One of the co-founders of doctHERs, Dr. Sara Khurram, spearheaded the project management team that has implemented the doctHERs project. doctHERs has collaborated with an ICT tech partner (Tech-4-Life) that has expertise in telemedicine. In addition, doctHERs has collaborated with a grassroots-level, community-based organisation (Sustainable Development Initiatives) to launch a nurse-assisted telemedicine clinic in an urban slum (Hijrat colony) in Karachi, where women residents were not previously able to access quality healthcare.
(i) Connect home-restricted female health professionals to marginalised communities (especially women and children) who lack access to quality, affordable healthcare
(ii) Train and Capacitate community-based nurses/midwives and Lady Health Workers on how to provide communities in urban slums and remote rural areas with access to doctHERs via smart phone or tablet-assisted video consultation.
(iii) Expand the network of doctHERs to ~500 home-based female physicians who are re-integrated into the workforce.
(iv) Expand the provision of quality primary care to ~36000 patients (and 24000 female patients/year) in communities which have historically been deprived of this right.
ICT-enabled video-consultation with peripheral remote diagnostic instruments connected to a telemedicine software platform that links to the video.
ICT-enabled 24/7 Telehealth (healthcare delivered via mobile phones)
Electronic Health Records (of patients visiting clinics or using doctHERs)
ICT-enabled Clinical Management System
(i) Conduct preventive health workshops delivered by video for 5000 urban slum dwellers

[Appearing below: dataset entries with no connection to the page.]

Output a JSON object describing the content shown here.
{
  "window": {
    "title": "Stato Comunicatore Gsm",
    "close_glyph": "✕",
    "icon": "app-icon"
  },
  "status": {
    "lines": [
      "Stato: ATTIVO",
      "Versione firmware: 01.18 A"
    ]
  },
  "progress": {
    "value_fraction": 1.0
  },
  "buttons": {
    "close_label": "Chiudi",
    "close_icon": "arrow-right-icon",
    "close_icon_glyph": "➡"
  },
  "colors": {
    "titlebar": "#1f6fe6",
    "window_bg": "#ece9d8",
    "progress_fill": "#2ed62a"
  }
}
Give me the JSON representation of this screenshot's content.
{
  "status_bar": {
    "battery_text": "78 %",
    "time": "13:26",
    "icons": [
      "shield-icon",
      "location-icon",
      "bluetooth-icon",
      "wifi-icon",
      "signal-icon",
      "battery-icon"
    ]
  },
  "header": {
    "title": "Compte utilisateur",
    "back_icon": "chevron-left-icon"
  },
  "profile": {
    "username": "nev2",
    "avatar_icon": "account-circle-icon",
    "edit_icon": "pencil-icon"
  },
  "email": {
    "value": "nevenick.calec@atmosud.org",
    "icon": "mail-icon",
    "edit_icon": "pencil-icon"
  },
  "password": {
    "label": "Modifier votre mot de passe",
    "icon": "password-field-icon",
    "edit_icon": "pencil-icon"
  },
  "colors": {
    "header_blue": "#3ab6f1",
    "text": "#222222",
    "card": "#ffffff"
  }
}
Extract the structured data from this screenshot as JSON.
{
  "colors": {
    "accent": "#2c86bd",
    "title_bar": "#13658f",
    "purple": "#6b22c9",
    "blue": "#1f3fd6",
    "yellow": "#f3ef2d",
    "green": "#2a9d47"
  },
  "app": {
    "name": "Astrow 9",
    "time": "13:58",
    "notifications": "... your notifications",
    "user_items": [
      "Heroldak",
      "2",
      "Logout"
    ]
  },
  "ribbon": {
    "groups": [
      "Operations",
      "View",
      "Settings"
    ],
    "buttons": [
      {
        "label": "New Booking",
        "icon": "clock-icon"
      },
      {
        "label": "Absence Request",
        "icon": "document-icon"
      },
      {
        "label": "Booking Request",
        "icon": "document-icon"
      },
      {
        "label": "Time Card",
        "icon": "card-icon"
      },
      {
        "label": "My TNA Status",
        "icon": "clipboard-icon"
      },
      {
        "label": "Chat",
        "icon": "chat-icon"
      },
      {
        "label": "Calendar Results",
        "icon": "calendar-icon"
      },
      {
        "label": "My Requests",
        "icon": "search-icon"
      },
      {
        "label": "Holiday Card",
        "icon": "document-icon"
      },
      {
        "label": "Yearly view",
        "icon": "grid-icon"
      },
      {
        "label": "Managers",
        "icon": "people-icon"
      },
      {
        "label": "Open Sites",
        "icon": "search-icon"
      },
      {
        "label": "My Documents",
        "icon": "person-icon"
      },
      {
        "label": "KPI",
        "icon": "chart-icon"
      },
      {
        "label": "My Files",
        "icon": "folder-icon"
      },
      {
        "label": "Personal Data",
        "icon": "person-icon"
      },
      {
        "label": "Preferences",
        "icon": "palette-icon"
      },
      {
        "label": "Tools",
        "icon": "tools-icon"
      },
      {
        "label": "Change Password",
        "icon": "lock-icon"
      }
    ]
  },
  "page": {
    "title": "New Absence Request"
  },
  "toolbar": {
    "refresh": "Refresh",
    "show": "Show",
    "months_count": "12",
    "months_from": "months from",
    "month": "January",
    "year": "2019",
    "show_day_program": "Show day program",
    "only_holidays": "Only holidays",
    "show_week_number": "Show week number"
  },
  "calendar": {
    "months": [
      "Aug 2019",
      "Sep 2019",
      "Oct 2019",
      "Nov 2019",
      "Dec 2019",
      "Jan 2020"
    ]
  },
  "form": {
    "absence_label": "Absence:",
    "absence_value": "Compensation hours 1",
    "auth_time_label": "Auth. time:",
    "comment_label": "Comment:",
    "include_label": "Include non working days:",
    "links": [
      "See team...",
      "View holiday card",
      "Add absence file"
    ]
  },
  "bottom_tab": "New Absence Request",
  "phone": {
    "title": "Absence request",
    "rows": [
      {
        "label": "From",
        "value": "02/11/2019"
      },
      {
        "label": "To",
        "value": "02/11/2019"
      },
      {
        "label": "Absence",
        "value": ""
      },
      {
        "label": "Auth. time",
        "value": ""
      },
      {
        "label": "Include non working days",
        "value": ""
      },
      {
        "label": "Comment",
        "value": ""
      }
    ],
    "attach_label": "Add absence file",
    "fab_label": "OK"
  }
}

(ii) Provide 7500 patients with high-quality primary care - 600 complete
(iii) Establish a telemedicine-equipped Community Health Center in Sultanabad - Complete
(iv) expand network of doctHERs clinics to 10 - 4 complete
Telehealth-facilitated OB/GYN consultations have led to 70+ safe hospital deliveries • 500 lives have been saved by providing them with access to life-saving interventions/surgery
Additional impacts include:
(i) a network of 25 female doctHERs have been re-integrated into the workforce
(ii) 5 Monthly health surveillance screenings have yielded detection of 3 cases of cancer, 15 cases of hepatitis and 32 cases of cardiovascular risk in the target population...
• PBS Newshour
• Christian Science Monitor
• Fast Company
• Stanford Social Innovation Review
• Center for Health Market Innovations
• Foreign Policy Magazine
2014: VISA Innovation Award 2013: GE/Changemakers Innovation Award - Women Moving Work in MENA 2013: Rockefeller Foundation Centennial Innovation Challenge 2012: G20 Financial Inclusion Challenge Award 2012: Wall Street Journal Asia Innovation Award Finalist 2011: WEF/Schwab Foundation Asia Social Entrepreneur of the Year
Dr. Ashar Hasan